[Prompt]: Would you print the data below exactly, leaving out every picture?

[[ Stored data open ]]

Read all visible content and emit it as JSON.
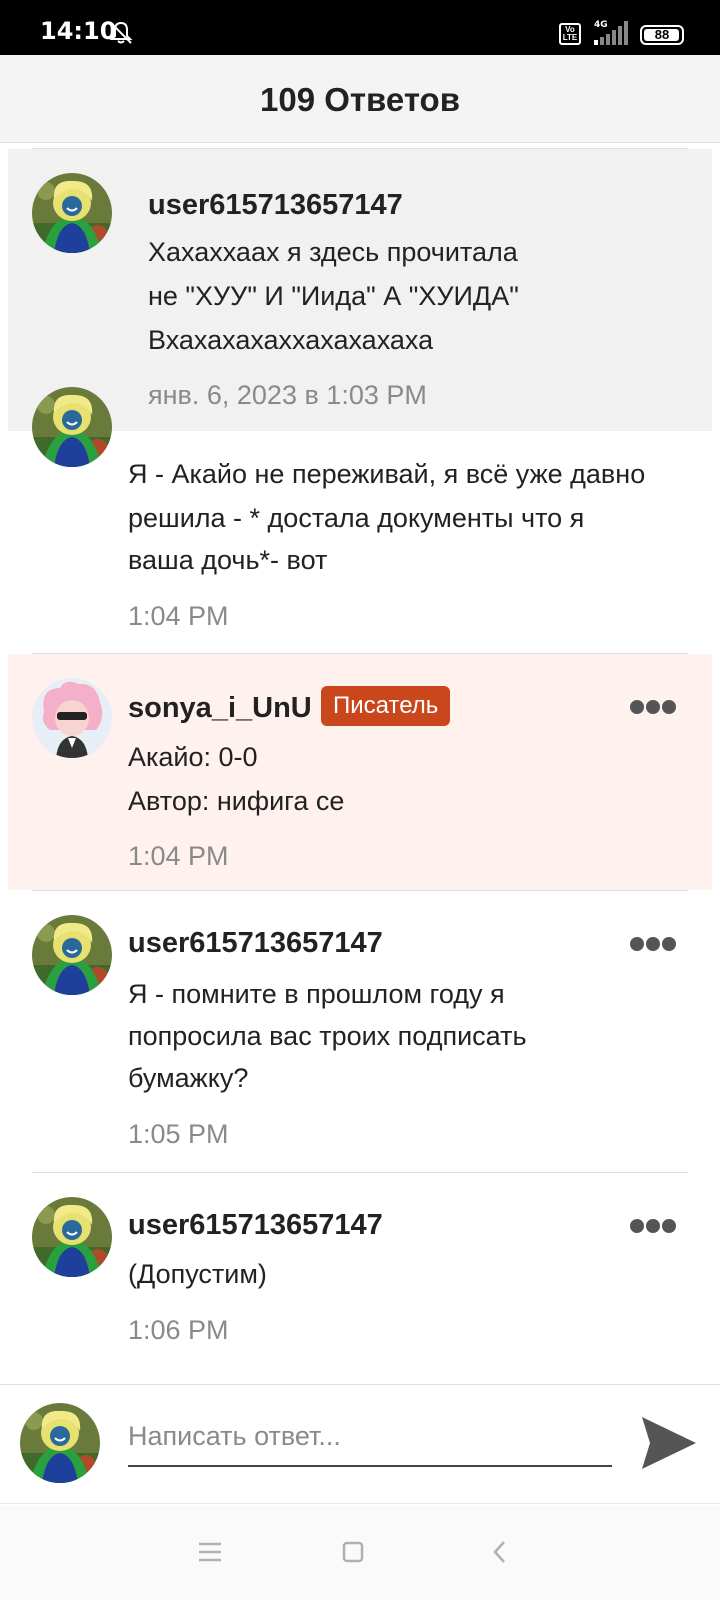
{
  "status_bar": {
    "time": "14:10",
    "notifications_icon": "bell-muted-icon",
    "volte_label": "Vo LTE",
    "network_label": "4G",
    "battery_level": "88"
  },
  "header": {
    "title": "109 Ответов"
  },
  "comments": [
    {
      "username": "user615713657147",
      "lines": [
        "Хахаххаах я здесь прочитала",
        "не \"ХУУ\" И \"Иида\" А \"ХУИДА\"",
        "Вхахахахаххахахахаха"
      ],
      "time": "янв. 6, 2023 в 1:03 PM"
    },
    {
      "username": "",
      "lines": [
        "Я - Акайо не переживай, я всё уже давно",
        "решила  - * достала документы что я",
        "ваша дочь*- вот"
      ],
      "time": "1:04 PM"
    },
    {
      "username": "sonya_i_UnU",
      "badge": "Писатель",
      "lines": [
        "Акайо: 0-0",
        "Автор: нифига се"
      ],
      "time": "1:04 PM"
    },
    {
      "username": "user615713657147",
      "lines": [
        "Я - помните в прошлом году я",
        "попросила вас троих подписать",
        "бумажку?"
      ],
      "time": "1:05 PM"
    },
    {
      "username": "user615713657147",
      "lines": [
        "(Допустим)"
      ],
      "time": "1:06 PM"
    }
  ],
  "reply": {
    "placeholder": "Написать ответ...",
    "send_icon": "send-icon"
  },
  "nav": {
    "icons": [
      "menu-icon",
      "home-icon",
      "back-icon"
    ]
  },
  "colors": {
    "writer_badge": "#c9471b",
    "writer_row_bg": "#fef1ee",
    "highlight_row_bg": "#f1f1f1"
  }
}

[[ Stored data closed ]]

[Written answer]:
Read all visible content and emit it as JSON.
{
  "status_bar": {
    "time": "14:10",
    "notifications_icon": "bell-muted-icon",
    "volte_label": "Vo LTE",
    "network_label": "4G",
    "battery_level": "88"
  },
  "header": {
    "title": "109 Ответов"
  },
  "comments": [
    {
      "username": "user615713657147",
      "lines": [
        "Хахаххаах я здесь прочитала",
        "не \"ХУУ\" И \"Иида\" А \"ХУИДА\"",
        "Вхахахахаххахахахаха"
      ],
      "time": "янв. 6, 2023 в 1:03 PM"
    },
    {
      "username": "",
      "lines": [
        "Я - Акайо не переживай, я всё уже давно",
        "решила  - * достала документы что я",
        "ваша дочь*- вот"
      ],
      "time": "1:04 PM"
    },
    {
      "username": "sonya_i_UnU",
      "badge": "Писатель",
      "lines": [
        "Акайо: 0-0",
        "Автор: нифига се"
      ],
      "time": "1:04 PM"
    },
    {
      "username": "user615713657147",
      "lines": [
        "Я - помните в прошлом году я",
        "попросила вас троих подписать",
        "бумажку?"
      ],
      "time": "1:05 PM"
    },
    {
      "username": "user615713657147",
      "lines": [
        "(Допустим)"
      ],
      "time": "1:06 PM"
    }
  ],
  "reply": {
    "placeholder": "Написать ответ...",
    "send_icon": "send-icon"
  },
  "nav": {
    "icons": [
      "menu-icon",
      "home-icon",
      "back-icon"
    ]
  },
  "colors": {
    "writer_badge": "#c9471b",
    "writer_row_bg": "#fef1ee",
    "highlight_row_bg": "#f1f1f1"
  }
}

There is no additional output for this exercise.